Task to complete:
Your answer must be a word-for-word copy of the data.

Element data from apps and pages:
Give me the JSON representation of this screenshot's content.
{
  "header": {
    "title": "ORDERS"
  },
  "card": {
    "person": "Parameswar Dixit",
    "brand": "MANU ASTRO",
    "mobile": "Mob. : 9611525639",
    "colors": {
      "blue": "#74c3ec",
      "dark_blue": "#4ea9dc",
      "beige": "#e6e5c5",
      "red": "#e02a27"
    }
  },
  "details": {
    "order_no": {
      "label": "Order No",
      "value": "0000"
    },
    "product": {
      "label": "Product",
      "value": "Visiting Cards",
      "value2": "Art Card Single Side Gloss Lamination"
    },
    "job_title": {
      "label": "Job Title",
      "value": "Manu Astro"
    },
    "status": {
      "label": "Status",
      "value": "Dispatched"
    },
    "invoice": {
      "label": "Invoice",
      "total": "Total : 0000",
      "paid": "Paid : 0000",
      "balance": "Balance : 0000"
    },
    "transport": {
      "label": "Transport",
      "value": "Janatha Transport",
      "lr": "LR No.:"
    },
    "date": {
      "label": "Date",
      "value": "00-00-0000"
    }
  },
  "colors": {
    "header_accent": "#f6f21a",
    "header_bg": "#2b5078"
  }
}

Output of the task:
Give me the JSON representation of this screenshot's content.
{
  "header": {
    "title": "ORDERS"
  },
  "card": {
    "person": "Parameswar Dixit",
    "brand": "MANU ASTRO",
    "mobile": "Mob. : 9611525639",
    "colors": {
      "blue": "#74c3ec",
      "dark_blue": "#4ea9dc",
      "beige": "#e6e5c5",
      "red": "#e02a27"
    }
  },
  "details": {
    "order_no": {
      "label": "Order No",
      "value": "0000"
    },
    "product": {
      "label": "Product",
      "value": "Visiting Cards",
      "value2": "Art Card Single Side Gloss Lamination"
    },
    "job_title": {
      "label": "Job Title",
      "value": "Manu Astro"
    },
    "status": {
      "label": "Status",
      "value": "Dispatched"
    },
    "invoice": {
      "label": "Invoice",
      "total": "Total : 0000",
      "paid": "Paid : 0000",
      "balance": "Balance : 0000"
    },
    "transport": {
      "label": "Transport",
      "value": "Janatha Transport",
      "lr": "LR No.:"
    },
    "date": {
      "label": "Date",
      "value": "00-00-0000"
    }
  },
  "colors": {
    "header_accent": "#f6f21a",
    "header_bg": "#2b5078"
  }
}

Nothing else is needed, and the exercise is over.